Faster Data Entry: Atext


So just thought I’d share a time saving app that has helped me with a number of tasks including data entry. For work I’m currently in the process of entering our 300+ interviews into Refworks so they can be easily referenced and searchable for researchers. Sound like a long and monotonous task? Well it is. It involves typing in a lot of the same data into a lot of black spaces. Luckily I got a hold of the right app at the right time. 

Atext is a cheap text expansion app that gets the job done. I have to enter in common phrases like “University of Florida” and “Oral History Interview” for each interview and where I would have had to toggle back and forth between copying and pasting, I now type “/uf” and “/o” and the text fills in automatically. The app is easily customizable, syncs with dropbox, and you can even insert images and formatted text. I strongly recommend investing in a text expansion app for anyone doing data entry, at $5 it’s more than I wanted to spend but saves me a lot time and has proven to be well worth the price. You can test it out for 15 days free of charge. Windows users have other options as well.


Organizing Qualitative Data

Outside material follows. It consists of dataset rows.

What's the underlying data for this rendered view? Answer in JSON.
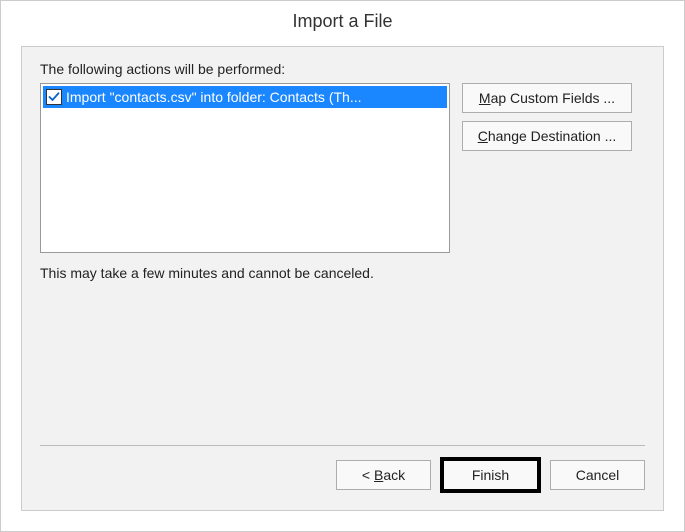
{
  "window": {
    "title": "Import a File"
  },
  "main": {
    "actions_label": "The following actions will be performed:",
    "list_item": {
      "checked": true,
      "text": "Import \"contacts.csv\" into folder: Contacts (Th..."
    },
    "note": "This may take a few minutes and cannot be canceled."
  },
  "side": {
    "map_fields": {
      "prefix": "",
      "accel": "M",
      "suffix": "ap Custom Fields ..."
    },
    "change_dest": {
      "prefix": "",
      "accel": "C",
      "suffix": "hange Destination ..."
    }
  },
  "footer": {
    "back": {
      "prefix": "< ",
      "accel": "B",
      "suffix": "ack"
    },
    "finish": "Finish",
    "cancel": "Cancel"
  }
}
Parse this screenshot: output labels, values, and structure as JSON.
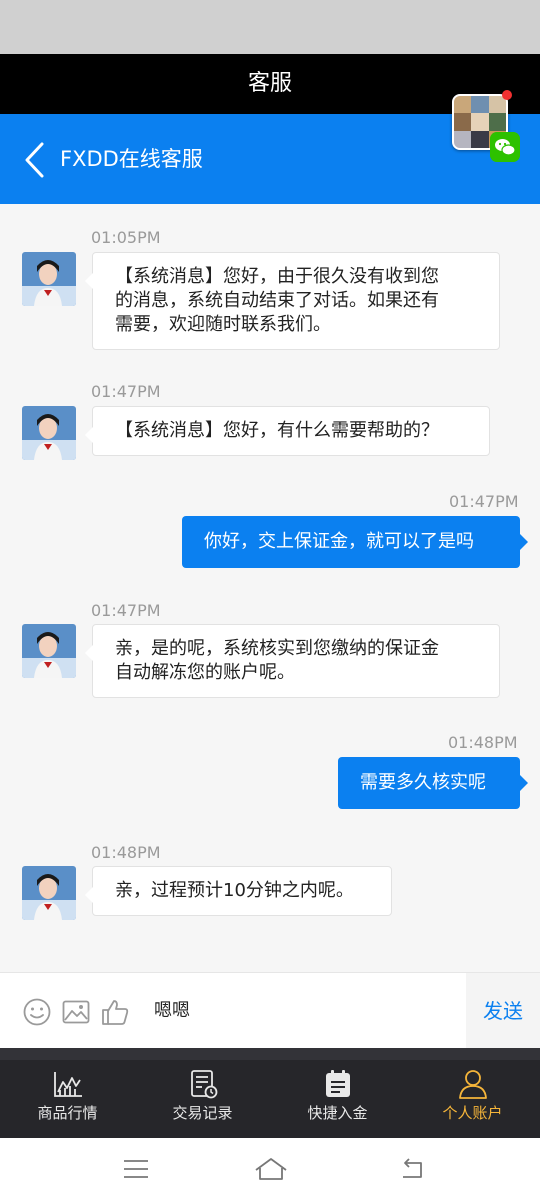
{
  "window": {
    "title": "客服"
  },
  "header": {
    "title": "FXDD在线客服"
  },
  "messages": [
    {
      "time": "01:05PM",
      "lines": [
        "【系统消息】您好，由于很久没有收到您",
        "的消息，系统自动结束了对话。如果还有",
        "需要，欢迎随时联系我们。"
      ]
    },
    {
      "time": "01:47PM",
      "lines": [
        "【系统消息】您好，有什么需要帮助的？"
      ]
    },
    {
      "time": "01:47PM",
      "text": "你好，交上保证金，就可以了是吗"
    },
    {
      "time": "01:47PM",
      "lines": [
        "亲，是的呢，系统核实到您缴纳的保证金",
        "自动解冻您的账户呢。"
      ]
    },
    {
      "time": "01:48PM",
      "text": "需要多久核实呢"
    },
    {
      "time": "01:48PM",
      "lines": [
        "亲，过程预计10分钟之内呢。"
      ]
    }
  ],
  "input": {
    "value": "嗯嗯",
    "send_label": "发送"
  },
  "tabs": [
    {
      "label": "商品行情",
      "icon": "chart-icon"
    },
    {
      "label": "交易记录",
      "icon": "record-icon"
    },
    {
      "label": "快捷入金",
      "icon": "calendar-icon"
    },
    {
      "label": "个人账户",
      "icon": "user-icon"
    }
  ],
  "colors": {
    "primary": "#0b80f0",
    "tab_active": "#f5b53a",
    "tabbar_bg": "#26262a"
  }
}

Many of you all are probably starting to collect qualitative data if you haven’t already. One of the biggest problems we face, whether it’s in anthropology, psychology, or any other social science, is how to organize, code, and database all of that information. Today, Austin Kocher, a PhD student in Geography at The Ohio State University,  offers his method of qualitative data organization:

“I used Filemaker Pro to build a simple database that met the research demands. Filemaker Pro was a good fit because it has a low learning curve and can handle multiple file formats, including Word documents, PDFs, and audio files. As a result, I could track everything I needed for each research participant on one screen.”

The software and others like it, such as DevonThink Pro, allow him to create a database of all his contacts and the relevant information collected from interviews.


“I began by creating a database, which is like filing cabinet for everything associated with my project. Next, I created tables, which are like hanging file folders: they hold similar types of information in a standard format … I created fields for each kind of information I needed from organizations – name, address, phone number, etc. – and created a layout. Finally, I created a new record for each organization as needed.”

For the full article, complete with helpful screenshots, check out the post on the Prof Hacker Blog.